Below you’ll find a list of terms and their definitions to common ebook terms.

Cached File: A file of data on a local hard drive. When downloaded data is temporarily stored on your computer or mobile device, it speeds up retrieval the next time you want the same data (e.g., Web page, graphic) from the Internet or other remote source. This can become an issue when you attempt to open a different file of a previous version of your ebook with the same name.

Code: A set of computerized instructions sent to an ereading device explaining how to display the content. When your ebook is formatted, the formatter looks at a raw file of your entire book’s text, along with the code for the visual elements like bold, italic, or larger text.

Compressed/Zipped Folder: Folders that are compressed using the Compressed (zipped) Folders feature available with most computers use less drive space and can be transferred to other computers faster. You can typically work with a compressed folder and the files or programs it contains just as you would an uncompressed folder.

Conversion Error: Unexpected changes to individual words, portions of words, or punctuation caused by the process of creating your ebook.

Ebook: A book composed in—or converted to—digital format for display on a computer screen or handheld ereading device

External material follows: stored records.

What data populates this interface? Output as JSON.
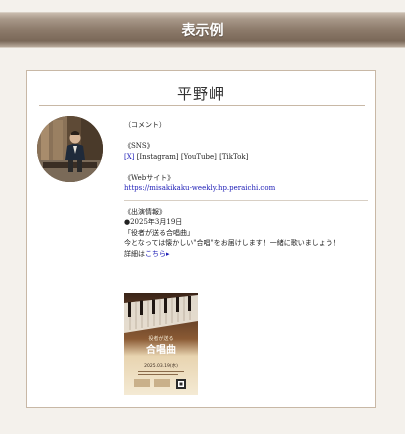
{
  "header": {
    "title": "表示例"
  },
  "profile": {
    "name": "平野岬",
    "comment": "（コメント）",
    "sns_heading": "《SNS》",
    "sns_links": [
      "[X]",
      "[Instagram]",
      "[YouTube]",
      "[TikTok]"
    ],
    "web_heading": "《Webサイト》",
    "web_url": "https://misakikaku-weekly.hp.peraichi.com",
    "event_heading": "《出演情報》",
    "event_date": "●2025年3月19日",
    "event_title": "「役者が送る合唱曲」",
    "event_desc": "今となっては懐かしい\"合唱\"をお届けします！一緒に歌いましょう！",
    "details_prefix": "詳細は",
    "details_link": "こちら▸"
  },
  "poster": {
    "subtitle": "役者が送る",
    "title": "合唱曲",
    "date": "2025.03.19(水)"
  },
  "colors": {
    "accent_blue": "#1a1ab5",
    "header_brown": "#8c7a6a",
    "border_tan": "#c8b8a6"
  }
}
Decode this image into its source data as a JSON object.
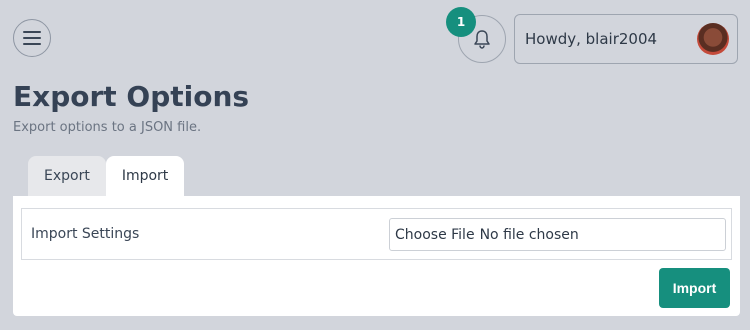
{
  "header": {
    "menu_icon": "hamburger-icon",
    "bell_icon": "bell-icon",
    "notification_count": "1",
    "greeting": "Howdy, blair2004",
    "avatar_icon": "user-avatar"
  },
  "page": {
    "title": "Export Options",
    "subtitle": "Export options to a JSON file."
  },
  "tabs": [
    {
      "label": "Export",
      "active": false
    },
    {
      "label": "Import",
      "active": true
    }
  ],
  "import_panel": {
    "settings_label": "Import Settings",
    "file_button_label": "Choose File",
    "file_status": "No file chosen",
    "submit_label": "Import"
  },
  "colors": {
    "background": "#d2d5dc",
    "accent": "#168f7e",
    "panel": "#ffffff"
  }
}
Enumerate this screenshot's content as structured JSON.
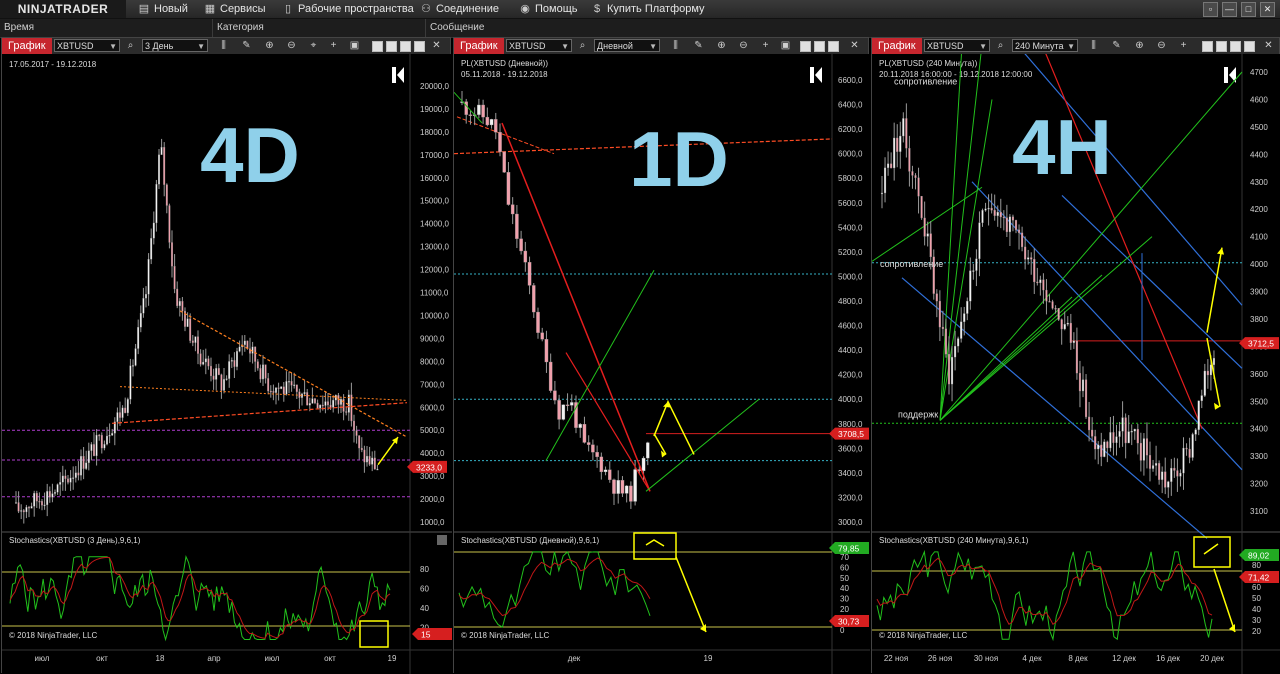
{
  "app": {
    "logo": "NINJATRADER"
  },
  "menu": [
    {
      "icon": "new-icon",
      "glyph": "▤",
      "label": "Новый"
    },
    {
      "icon": "services-icon",
      "glyph": "▦",
      "label": "Сервисы"
    },
    {
      "icon": "workspaces-icon",
      "glyph": "▯",
      "label": "Рабочие пространства"
    },
    {
      "icon": "connection-icon",
      "glyph": "⚇",
      "label": "Соединение"
    },
    {
      "icon": "help-icon",
      "glyph": "◉",
      "label": "Помощь"
    },
    {
      "icon": "buy-platform-icon",
      "glyph": "$",
      "label": "Купить Платформу"
    }
  ],
  "window_controls": [
    "▫",
    "—",
    "□",
    "✕"
  ],
  "header": {
    "time": "Время",
    "category": "Категория",
    "message": "Сообщение"
  },
  "charts": [
    {
      "tab": "График",
      "instrument": "XBTUSD",
      "period": "3 День",
      "date_range": "17.05.2017 - 19.12.2018",
      "big_label": "4D",
      "price_ticks": [
        "20000,0",
        "19000,0",
        "18000,0",
        "17000,0",
        "16000,0",
        "15000,0",
        "14000,0",
        "13000,0",
        "12000,0",
        "11000,0",
        "10000,0",
        "9000,0",
        "8000,0",
        "7000,0",
        "6000,0",
        "5000,0",
        "4000,0",
        "3000,0",
        "2000,0",
        "1000,0"
      ],
      "price_badge": "3233,0",
      "osc_label": "Stochastics(XBTUSD (3 День),9,6,1)",
      "osc_ticks": [
        "80",
        "60",
        "40",
        "20"
      ],
      "osc_badge": "15",
      "copyright": "© 2018 NinjaTrader, LLC",
      "time_ticks": [
        "июл",
        "окт",
        "18",
        "апр",
        "июл",
        "окт",
        "19"
      ],
      "colors": {
        "support": "#b03ed0",
        "trend": "#ff7f1e"
      }
    },
    {
      "tab": "График",
      "instrument": "XBTUSD",
      "period": "Дневной",
      "indicator_label": "PL(XBTUSD (Дневной))",
      "date_range": "05.11.2018 - 19.12.2018",
      "big_label": "1D",
      "price_ticks": [
        "6600,0",
        "6400,0",
        "6200,0",
        "6000,0",
        "5800,0",
        "5600,0",
        "5400,0",
        "5200,0",
        "5000,0",
        "4800,0",
        "4600,0",
        "4400,0",
        "4200,0",
        "4000,0",
        "3800,0",
        "3600,0",
        "3400,0",
        "3200,0",
        "3000,0"
      ],
      "price_badge": "3708,5",
      "osc_label": "Stochastics(XBTUSD (Дневной),9,6,1)",
      "osc_ticks": [
        "70",
        "60",
        "50",
        "40",
        "30",
        "20",
        "10",
        "0"
      ],
      "osc_badge_top": "79,85",
      "osc_badge": "30,73",
      "copyright": "© 2018 NinjaTrader, LLC",
      "time_ticks": [
        "дек",
        "19"
      ]
    },
    {
      "tab": "График",
      "instrument": "XBTUSD",
      "period": "240 Минута",
      "indicator_label": "PL(XBTUSD (240 Минута))",
      "date_range": "20.11.2018 16:00:00 - 19.12.2018 12:00:00",
      "big_label": "4H",
      "annotations": [
        "сопротивление",
        "сопротивлениe",
        "поддержк"
      ],
      "price_ticks": [
        "4700",
        "4600",
        "4500",
        "4400",
        "4300",
        "4200",
        "4100",
        "4000",
        "3900",
        "3800",
        "3700",
        "3600",
        "3500",
        "3400",
        "3300",
        "3200",
        "3100"
      ],
      "price_badge": "3712,5",
      "osc_label": "Stochastics(XBTUSD (240 Минута),9,6,1)",
      "osc_ticks": [
        "80",
        "70",
        "60",
        "50",
        "40",
        "30",
        "20"
      ],
      "osc_badge_top": "89,02",
      "osc_badge": "71,42",
      "copyright": "© 2018 NinjaTrader, LLC",
      "time_ticks": [
        "22 ноя",
        "26 ноя",
        "30 ноя",
        "4 дек",
        "8 дек",
        "12 дек",
        "16 дек",
        "20 дек"
      ]
    }
  ]
}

Editorial Revision: A revision that’s not caused by a conversion error and is requested and completed after the full ebook has been formatted.

Enhanced Features: These ebook features include, but aren’t limited to: extensive bulleted, numbered, or lettered lists; six extensive text formatting such as centered text or poetry; colored text, shaded backgrounds, sidebars, blockquotes, and hyperlinks. Images and footnotes aren’t considered enhanced features.

EPUB: An ebook file format. An EPUB file is essentially HTML, CSS, and images bundled together to follow the structure of a book, and allows a wide array of devices and software to read and display the ebook.

Ereader: A handheld device—or type of computer software—you can use to view ebooks (e.g, Nook, Kindle, iPad, Adobe Digital Editions). For most ebooks, an ereader gives the user the option to adjust various settings based on his or her needs. Formatting choices like font, text size, line and word spacing, and background color are left up to the reader.

File Conversion: The conversion of computer data from one format (such as a Word document) to another (such as an EPUB file).

File Format: The specific system through which information is encoded for storage in a computer file (i.e. jpeg, PDF, or docx). Formats are often program specific, so it’s important to know how to open each different format you work with.

Fixed Layout: A special type of ebook that preserves page design. Fixed layout makes it possible to “fix” images and text to exact spots on each page. This prevents images and text from shifting around, which is perfect for illustrated children’s books, cookbooks, coffee table books, graphic novels, technical manuals, and any book that relies on a heavily-designed, static presentation, full-page images, or text that overlaps with images.

Flowing Layout: Ebooks built to adjust and change based on the device, software, or user settings when the ebook is being read.

Footnotes: A supporting piece of information formatted as links in an ebook. The footnote number will link the reader to the corresponding footnote at the end of the chapter.

Interior Images: Charts, graphs, photos, illustrations, or any other material set apart differently from the text.

Metadata: A summary of the basic information about your ebook (e.g., title, author’s name, copyright) that’s encrypted in your ebook’s files.

MOBI: An ebook file format. Unlike EPUB, MOBI is a dedicated format that can only be read on Kindle products and apps.

PDF: A file format that provides an electronic image of text—or text and graphics—that looks like a printed document and can be viewed, printed, and electronically sent.

To Approve: The final acceptance of your ebook file after it has been thoroughly reviewed and no errors or revisions have been found.